Excerpted data START
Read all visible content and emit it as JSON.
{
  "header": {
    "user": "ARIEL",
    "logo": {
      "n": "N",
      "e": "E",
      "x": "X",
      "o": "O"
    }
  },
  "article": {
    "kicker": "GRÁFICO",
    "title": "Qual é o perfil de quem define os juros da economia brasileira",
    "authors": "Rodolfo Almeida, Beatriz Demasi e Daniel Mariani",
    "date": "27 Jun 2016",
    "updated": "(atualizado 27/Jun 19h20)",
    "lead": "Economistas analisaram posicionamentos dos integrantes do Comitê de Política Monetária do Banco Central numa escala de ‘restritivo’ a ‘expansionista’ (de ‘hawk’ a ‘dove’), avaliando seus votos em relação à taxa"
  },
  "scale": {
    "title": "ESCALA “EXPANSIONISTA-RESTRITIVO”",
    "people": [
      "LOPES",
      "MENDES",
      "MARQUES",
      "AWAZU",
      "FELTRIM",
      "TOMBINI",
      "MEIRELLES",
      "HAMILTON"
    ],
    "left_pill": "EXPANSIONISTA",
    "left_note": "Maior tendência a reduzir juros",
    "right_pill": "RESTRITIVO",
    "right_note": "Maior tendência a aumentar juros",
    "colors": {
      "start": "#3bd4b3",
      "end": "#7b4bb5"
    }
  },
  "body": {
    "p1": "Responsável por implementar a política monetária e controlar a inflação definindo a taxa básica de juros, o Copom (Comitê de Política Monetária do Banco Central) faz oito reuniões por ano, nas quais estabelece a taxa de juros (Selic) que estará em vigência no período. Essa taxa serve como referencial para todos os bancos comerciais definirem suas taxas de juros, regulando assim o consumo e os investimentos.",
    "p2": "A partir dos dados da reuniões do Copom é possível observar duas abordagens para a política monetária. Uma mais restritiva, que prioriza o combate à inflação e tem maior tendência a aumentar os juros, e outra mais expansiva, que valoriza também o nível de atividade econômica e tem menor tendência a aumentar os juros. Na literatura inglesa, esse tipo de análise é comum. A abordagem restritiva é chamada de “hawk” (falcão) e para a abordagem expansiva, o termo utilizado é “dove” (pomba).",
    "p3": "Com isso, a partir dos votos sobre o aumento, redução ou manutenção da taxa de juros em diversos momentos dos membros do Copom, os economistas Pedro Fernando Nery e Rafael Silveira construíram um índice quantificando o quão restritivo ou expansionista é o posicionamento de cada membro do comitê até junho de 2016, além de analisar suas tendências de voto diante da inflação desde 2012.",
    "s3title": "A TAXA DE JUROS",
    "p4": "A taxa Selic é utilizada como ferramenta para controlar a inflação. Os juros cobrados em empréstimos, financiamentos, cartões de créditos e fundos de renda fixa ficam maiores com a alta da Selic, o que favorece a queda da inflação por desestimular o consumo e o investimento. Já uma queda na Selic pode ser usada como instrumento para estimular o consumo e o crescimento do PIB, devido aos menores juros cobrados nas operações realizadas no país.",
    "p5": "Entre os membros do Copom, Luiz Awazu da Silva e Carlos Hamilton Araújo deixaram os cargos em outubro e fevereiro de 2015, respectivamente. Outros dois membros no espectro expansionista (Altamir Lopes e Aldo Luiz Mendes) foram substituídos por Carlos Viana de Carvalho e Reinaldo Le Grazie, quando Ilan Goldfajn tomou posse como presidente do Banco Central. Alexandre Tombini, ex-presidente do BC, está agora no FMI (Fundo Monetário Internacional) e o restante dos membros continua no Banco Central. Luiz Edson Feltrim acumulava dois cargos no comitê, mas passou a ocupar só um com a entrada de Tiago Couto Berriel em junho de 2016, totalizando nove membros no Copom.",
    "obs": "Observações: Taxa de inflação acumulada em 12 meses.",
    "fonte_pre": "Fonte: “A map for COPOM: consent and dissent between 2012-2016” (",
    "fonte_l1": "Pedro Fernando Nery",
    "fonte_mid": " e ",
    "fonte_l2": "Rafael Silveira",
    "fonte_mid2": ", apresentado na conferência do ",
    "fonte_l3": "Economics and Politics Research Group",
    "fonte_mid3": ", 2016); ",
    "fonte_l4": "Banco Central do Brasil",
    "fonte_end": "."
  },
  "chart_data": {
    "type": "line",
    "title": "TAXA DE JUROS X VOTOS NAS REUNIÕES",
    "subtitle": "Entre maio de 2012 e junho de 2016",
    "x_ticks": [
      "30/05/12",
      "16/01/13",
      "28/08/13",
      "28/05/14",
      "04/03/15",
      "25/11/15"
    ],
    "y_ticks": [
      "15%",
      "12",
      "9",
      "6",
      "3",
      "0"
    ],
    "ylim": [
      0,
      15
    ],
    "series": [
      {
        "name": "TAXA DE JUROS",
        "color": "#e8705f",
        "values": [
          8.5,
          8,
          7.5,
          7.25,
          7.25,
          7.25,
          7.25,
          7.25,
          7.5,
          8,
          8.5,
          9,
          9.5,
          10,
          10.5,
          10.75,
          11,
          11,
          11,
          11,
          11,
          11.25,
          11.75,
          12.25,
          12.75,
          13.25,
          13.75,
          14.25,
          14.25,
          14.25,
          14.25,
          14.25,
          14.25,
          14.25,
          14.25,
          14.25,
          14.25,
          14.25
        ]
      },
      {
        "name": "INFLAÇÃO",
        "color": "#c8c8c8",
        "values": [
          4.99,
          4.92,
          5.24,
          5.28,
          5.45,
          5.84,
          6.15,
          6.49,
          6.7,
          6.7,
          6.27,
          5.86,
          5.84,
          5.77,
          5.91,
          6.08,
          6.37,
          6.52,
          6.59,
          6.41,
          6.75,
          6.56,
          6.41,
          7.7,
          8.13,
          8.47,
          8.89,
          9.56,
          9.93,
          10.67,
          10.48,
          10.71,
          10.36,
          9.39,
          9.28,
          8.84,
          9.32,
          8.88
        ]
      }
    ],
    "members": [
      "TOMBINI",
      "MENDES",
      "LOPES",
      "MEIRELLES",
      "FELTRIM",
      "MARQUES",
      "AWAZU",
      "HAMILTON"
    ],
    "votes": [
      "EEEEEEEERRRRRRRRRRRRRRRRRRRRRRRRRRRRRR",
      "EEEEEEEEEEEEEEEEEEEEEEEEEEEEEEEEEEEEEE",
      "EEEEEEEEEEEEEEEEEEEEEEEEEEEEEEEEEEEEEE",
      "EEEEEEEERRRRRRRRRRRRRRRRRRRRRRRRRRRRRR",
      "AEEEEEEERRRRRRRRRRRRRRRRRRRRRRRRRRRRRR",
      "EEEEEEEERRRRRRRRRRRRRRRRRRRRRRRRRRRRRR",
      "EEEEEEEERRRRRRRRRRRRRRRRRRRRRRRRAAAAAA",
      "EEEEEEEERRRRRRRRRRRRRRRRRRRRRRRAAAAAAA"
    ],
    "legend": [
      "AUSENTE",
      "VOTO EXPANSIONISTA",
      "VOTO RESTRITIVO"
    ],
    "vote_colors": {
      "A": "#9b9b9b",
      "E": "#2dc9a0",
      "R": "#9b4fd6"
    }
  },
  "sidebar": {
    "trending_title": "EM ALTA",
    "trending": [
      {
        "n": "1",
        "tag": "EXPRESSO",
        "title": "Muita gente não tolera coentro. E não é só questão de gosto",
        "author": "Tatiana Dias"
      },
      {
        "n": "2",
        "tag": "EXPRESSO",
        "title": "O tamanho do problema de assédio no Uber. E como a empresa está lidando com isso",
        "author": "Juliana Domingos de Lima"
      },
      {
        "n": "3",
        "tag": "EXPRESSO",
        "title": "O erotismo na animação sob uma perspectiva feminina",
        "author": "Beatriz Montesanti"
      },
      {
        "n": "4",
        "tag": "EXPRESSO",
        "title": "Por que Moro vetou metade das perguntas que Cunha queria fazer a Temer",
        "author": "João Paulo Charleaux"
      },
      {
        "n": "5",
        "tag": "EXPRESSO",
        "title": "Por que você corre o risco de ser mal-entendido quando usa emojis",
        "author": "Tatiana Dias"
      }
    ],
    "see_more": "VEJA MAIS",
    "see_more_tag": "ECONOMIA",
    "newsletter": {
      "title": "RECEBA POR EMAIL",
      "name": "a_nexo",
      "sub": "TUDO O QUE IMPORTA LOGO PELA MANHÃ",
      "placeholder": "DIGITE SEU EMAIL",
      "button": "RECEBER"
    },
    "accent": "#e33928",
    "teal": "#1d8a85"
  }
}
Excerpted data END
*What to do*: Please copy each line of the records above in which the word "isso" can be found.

*Solution to the exercise*:
    "p3": "Com isso, a partir dos votos sobre o aumento, redução ou manutenção da taxa de juros em diversos momentos dos membros do Copom, os economistas Pedro Fernando Nery e Rafael Silveira construíram um índice quantificando o quão restritivo ou expansionista é o posicionamento de cada membro do comitê até junho de 2016, além de analisar suas tendências de voto diante da inflação desde 2012.",
        "title": "O tamanho do problema de assédio no Uber. E como a empresa está lidando com isso",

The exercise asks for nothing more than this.